The American on-demand car-sharing service has rubbed up black cab drivers in the UK’s capital the wrong way since it launched. Many have complained that it damages the livelihoods of cabbies, in addition to the fact it operates illegally by using smartphones as taximeters.
That debate was put to bed, at least for the time being, as the High Court ruled Uber doesn’t actually break any laws.
DriveNow is another disruptive on-demand car-sharing service, albeit one with the backing of BMW and Sixt.
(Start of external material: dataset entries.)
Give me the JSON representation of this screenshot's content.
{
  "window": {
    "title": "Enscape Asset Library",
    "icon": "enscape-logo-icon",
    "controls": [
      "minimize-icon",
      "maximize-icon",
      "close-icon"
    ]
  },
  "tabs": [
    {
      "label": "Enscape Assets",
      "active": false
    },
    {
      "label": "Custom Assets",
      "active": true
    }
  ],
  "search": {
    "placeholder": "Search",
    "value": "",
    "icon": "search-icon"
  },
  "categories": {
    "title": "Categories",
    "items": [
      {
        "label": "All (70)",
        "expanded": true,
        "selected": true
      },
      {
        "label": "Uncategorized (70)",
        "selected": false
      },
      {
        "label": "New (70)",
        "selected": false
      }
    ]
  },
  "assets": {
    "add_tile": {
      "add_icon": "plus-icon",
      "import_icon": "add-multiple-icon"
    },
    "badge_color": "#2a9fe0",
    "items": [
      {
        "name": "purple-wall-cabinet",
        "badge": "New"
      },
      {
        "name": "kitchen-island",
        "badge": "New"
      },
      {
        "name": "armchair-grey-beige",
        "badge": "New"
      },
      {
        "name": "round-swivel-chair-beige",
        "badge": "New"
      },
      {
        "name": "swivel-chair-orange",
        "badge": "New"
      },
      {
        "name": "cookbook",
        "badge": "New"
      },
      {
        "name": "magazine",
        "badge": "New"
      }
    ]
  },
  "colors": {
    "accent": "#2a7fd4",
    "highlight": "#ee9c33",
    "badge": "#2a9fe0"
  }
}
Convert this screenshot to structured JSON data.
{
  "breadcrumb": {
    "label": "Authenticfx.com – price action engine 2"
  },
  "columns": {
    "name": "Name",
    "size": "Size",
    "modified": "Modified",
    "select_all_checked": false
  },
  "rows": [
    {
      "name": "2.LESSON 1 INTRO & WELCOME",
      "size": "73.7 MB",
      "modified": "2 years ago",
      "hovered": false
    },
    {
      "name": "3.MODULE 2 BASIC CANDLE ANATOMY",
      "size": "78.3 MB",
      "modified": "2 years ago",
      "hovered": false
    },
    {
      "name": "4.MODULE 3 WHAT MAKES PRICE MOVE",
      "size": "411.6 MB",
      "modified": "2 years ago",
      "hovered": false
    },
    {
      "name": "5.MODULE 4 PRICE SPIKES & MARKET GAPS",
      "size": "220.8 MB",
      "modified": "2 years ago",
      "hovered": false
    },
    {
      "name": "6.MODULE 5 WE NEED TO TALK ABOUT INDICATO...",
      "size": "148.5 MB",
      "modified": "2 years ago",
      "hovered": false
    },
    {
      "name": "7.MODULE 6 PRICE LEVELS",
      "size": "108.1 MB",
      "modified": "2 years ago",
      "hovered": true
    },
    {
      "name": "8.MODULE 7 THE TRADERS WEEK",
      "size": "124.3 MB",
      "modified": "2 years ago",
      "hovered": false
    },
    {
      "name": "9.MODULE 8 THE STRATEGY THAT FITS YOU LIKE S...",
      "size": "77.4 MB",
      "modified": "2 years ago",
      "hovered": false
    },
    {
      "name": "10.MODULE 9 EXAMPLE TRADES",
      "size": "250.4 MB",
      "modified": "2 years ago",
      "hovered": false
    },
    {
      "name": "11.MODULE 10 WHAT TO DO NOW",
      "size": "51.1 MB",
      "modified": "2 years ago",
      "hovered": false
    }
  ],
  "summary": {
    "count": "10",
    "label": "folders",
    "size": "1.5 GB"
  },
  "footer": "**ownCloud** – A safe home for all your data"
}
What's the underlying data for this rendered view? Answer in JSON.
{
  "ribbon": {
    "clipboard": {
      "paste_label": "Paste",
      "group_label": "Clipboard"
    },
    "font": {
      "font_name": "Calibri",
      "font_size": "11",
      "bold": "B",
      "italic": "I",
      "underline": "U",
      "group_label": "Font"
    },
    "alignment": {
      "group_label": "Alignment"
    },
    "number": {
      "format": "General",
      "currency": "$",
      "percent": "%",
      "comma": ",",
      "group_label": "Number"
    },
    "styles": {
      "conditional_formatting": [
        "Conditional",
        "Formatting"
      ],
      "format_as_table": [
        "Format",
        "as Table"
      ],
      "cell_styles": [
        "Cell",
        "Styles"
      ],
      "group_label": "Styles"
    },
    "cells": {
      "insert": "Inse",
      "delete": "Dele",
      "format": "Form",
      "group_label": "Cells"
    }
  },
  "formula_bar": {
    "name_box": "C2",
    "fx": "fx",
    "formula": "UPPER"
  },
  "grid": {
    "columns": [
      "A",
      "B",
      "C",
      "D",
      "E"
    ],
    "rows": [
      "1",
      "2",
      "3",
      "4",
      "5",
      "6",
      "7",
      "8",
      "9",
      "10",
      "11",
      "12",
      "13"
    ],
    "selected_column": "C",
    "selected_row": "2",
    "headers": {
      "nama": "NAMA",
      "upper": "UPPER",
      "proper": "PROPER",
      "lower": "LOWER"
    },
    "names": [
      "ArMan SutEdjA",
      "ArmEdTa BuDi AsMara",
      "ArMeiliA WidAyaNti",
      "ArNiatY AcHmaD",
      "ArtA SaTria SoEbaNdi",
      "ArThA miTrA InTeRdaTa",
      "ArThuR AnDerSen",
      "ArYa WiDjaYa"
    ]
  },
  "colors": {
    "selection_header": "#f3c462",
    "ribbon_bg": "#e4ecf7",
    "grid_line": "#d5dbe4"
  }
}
Modernising the concept of car rentals, the business allows Londoners to reserve a car via mobile apps at the spur of the moment and drive it across the city, should they wish to avoid public transport.
“Free-floating” service DriveNow has a fleet of 290 vehicles comprising the BMW 1 Series, Mini Countryman and BMW i3, and has now landed a deal with London City Airport.
“We are committed to giving Londoners a fully flexible solution to traditional transport methods – our partnership with London City Airport gives our customers a flexible way to travel in and out of the capital,” said Joseph Seal-Driver, MD of DriveNow UK.
“London City is the first airport to adopt DriveNow’s car-sharing service and we’re excited to be connecting London even closer to our other European cities.”
Read more on car companies:
- Matthew Hancock is “on the side of disruptive tech” – that includes Uber
- The “Simply Clever” approach Skoda has to hijack customers from Ford and Vauxhall
- TfL and Greater London Authority plan for one million London car club members by 2025
The partnership will allow travellers to pick up a car directly from the terminal to enhance their travel, leaving it within the catchment areas in North or East London. Alternatively, people can collect a vehicle en route to the airport and leave it there.
Fees incurred are measured as 39p per minute, as well as fuel costs, while parking, insurance and car tax are included.
Tom Murphy, commercial manager at London City Airport, added: “We pride ourselves on offering the best possible experience for customers. This new partnership with DriveNow offers more choice for passengers to make their journey as convenient as possible.”
Prior to launching in London in December 2014, DriveNow arrive in Munich, Berlin, Dusseldorf, Cologne, Hamburg, San Francisco and Vienna.
We spoke with business development manager Rosie Thompson-Agnew at the launch of SEUK in March 2015, when she told Real Business: “I look at small, medium and large businesses, as well as individuals. It’s very much for companies who want a cost efficient and sustainable alternative to fleet/hire cars or taxis.
“We’re making car use fit the way people and businesses want to live their lives, on-demand. For some people and businesses it doesn’t make sense to own a car when you just need one on an occasional basis.”